> _To do_
Using the listing below, determine the count of lines with the word "icon" and reply only with it.
_ _ _ _ _
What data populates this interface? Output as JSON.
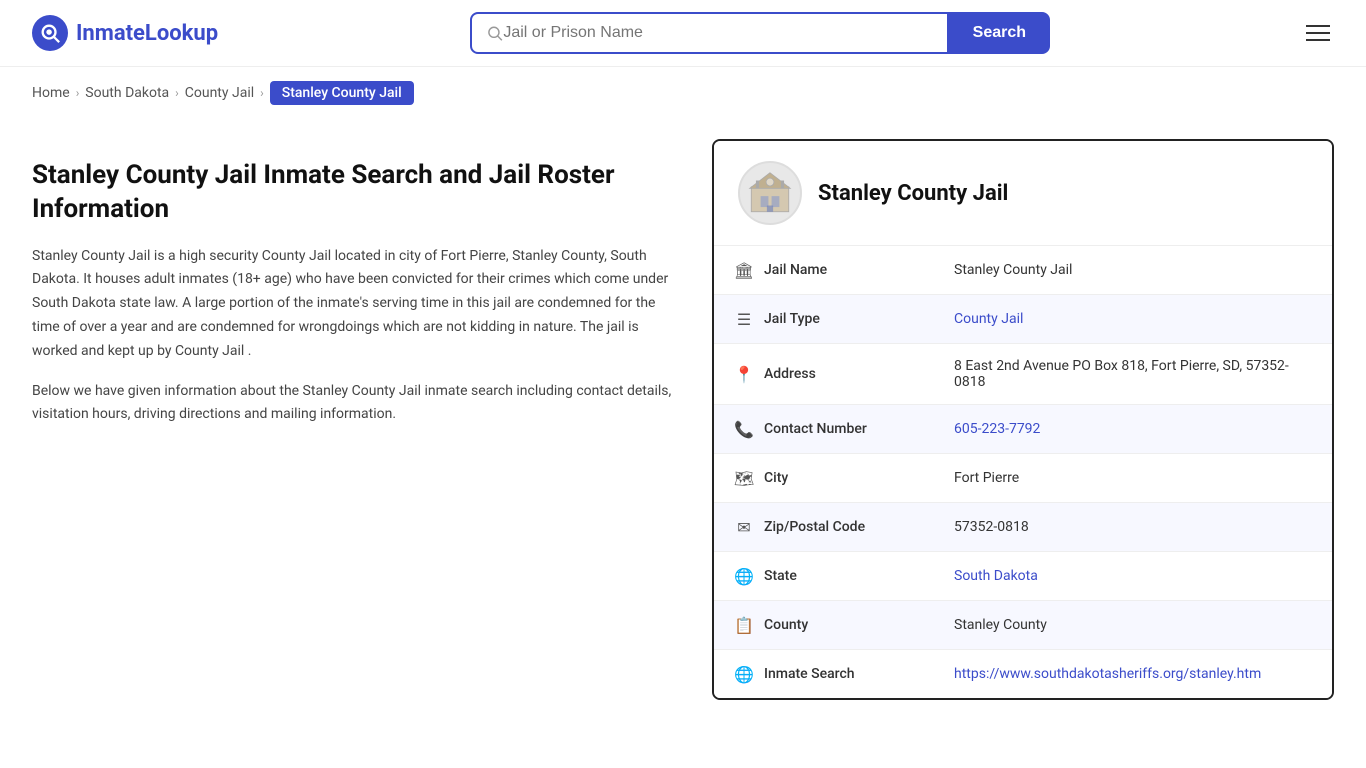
{
  "header": {
    "logo_text": "InmateLookup",
    "search_placeholder": "Jail or Prison Name",
    "search_button_label": "Search"
  },
  "breadcrumb": {
    "home": "Home",
    "state": "South Dakota",
    "type": "County Jail",
    "active": "Stanley County Jail"
  },
  "left": {
    "heading": "Stanley County Jail Inmate Search and Jail Roster Information",
    "para1": "Stanley County Jail is a high security County Jail located in city of Fort Pierre, Stanley County, South Dakota. It houses adult inmates (18+ age) who have been convicted for their crimes which come under South Dakota state law. A large portion of the inmate's serving time in this jail are condemned for the time of over a year and are condemned for wrongdoings which are not kidding in nature. The jail is worked and kept up by County Jail .",
    "para2": "Below we have given information about the Stanley County Jail inmate search including contact details, visitation hours, driving directions and mailing information."
  },
  "card": {
    "title": "Stanley County Jail",
    "rows": [
      {
        "label": "Jail Name",
        "value": "Stanley County Jail",
        "link": false,
        "icon": "🏛"
      },
      {
        "label": "Jail Type",
        "value": "County Jail",
        "link": true,
        "icon": "☰"
      },
      {
        "label": "Address",
        "value": "8 East 2nd Avenue PO Box 818, Fort Pierre, SD, 57352-0818",
        "link": false,
        "icon": "📍"
      },
      {
        "label": "Contact Number",
        "value": "605-223-7792",
        "link": true,
        "icon": "📞"
      },
      {
        "label": "City",
        "value": "Fort Pierre",
        "link": false,
        "icon": "🗺"
      },
      {
        "label": "Zip/Postal Code",
        "value": "57352-0818",
        "link": false,
        "icon": "✉"
      },
      {
        "label": "State",
        "value": "South Dakota",
        "link": true,
        "icon": "🌐"
      },
      {
        "label": "County",
        "value": "Stanley County",
        "link": false,
        "icon": "📋"
      },
      {
        "label": "Inmate Search",
        "value": "https://www.southdakotasheriffs.org/stanley.htm",
        "link": true,
        "icon": "🌐"
      }
    ]
  }
}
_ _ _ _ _
> _Result of this exercise_
9